#### WHAT IS EXPECTED
Copy every line that contains the string "Type" from the entries below.

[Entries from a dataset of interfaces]
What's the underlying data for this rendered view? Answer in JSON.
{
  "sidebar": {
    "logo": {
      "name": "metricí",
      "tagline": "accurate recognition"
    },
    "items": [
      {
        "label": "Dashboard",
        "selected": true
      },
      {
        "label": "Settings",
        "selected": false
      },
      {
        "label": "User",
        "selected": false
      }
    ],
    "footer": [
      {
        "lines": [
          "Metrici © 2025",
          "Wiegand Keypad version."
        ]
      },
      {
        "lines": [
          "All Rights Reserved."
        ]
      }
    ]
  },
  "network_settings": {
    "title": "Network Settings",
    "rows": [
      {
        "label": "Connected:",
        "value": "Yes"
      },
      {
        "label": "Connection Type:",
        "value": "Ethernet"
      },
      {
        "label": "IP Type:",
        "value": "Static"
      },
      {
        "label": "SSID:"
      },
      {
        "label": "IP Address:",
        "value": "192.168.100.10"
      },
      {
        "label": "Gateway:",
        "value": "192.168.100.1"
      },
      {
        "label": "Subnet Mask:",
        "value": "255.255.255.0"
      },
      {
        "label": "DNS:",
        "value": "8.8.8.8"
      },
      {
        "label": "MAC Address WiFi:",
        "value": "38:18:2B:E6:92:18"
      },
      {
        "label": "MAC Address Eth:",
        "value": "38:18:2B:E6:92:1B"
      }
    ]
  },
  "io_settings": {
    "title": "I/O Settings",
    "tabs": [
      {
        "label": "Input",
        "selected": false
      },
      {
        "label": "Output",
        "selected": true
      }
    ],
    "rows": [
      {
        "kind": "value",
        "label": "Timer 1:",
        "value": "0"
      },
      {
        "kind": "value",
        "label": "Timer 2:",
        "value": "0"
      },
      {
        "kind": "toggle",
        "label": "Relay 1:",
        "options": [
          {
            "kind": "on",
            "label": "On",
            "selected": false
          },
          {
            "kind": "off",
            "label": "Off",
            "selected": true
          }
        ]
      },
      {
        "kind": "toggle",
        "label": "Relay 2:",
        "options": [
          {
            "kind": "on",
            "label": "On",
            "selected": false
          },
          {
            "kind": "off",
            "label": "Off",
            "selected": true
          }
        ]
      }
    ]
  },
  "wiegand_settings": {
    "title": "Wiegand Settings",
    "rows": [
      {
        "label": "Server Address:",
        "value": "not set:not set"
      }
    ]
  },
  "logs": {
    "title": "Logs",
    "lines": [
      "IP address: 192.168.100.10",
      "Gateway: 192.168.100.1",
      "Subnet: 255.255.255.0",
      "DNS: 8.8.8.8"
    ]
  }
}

#### SOLUTION TO THE EXERCISE
        "label": "Connection Type:",
        "label": "IP Type:",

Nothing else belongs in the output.